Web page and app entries
......
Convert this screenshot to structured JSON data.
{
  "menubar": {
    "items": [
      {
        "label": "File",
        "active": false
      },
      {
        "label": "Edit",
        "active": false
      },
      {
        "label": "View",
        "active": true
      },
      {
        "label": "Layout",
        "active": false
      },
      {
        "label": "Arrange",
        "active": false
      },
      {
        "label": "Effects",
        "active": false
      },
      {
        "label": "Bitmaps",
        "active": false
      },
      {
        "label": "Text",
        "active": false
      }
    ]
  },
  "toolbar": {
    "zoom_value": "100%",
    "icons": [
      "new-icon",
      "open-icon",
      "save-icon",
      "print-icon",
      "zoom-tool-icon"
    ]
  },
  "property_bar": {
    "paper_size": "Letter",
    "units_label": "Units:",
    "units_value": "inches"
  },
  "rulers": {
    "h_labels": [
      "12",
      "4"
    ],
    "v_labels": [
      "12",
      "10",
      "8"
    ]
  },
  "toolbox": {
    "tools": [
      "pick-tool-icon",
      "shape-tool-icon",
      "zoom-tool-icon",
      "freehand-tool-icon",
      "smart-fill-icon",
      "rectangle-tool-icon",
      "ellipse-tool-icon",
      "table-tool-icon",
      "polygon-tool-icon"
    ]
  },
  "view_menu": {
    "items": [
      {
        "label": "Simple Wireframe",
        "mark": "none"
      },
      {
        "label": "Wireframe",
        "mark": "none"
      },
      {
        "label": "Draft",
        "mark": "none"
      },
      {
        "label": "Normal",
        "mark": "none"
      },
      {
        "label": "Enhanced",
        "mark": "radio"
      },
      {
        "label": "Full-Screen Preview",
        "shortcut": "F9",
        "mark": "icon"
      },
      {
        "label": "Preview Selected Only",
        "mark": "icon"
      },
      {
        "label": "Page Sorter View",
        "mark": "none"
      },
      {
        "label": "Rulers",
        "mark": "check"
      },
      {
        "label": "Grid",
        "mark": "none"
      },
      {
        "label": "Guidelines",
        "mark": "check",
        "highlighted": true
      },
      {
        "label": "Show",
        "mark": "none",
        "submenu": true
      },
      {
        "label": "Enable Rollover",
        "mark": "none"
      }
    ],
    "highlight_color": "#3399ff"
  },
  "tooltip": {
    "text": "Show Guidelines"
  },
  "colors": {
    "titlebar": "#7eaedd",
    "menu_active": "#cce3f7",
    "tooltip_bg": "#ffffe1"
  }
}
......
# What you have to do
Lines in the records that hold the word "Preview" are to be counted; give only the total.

# Exercise response
2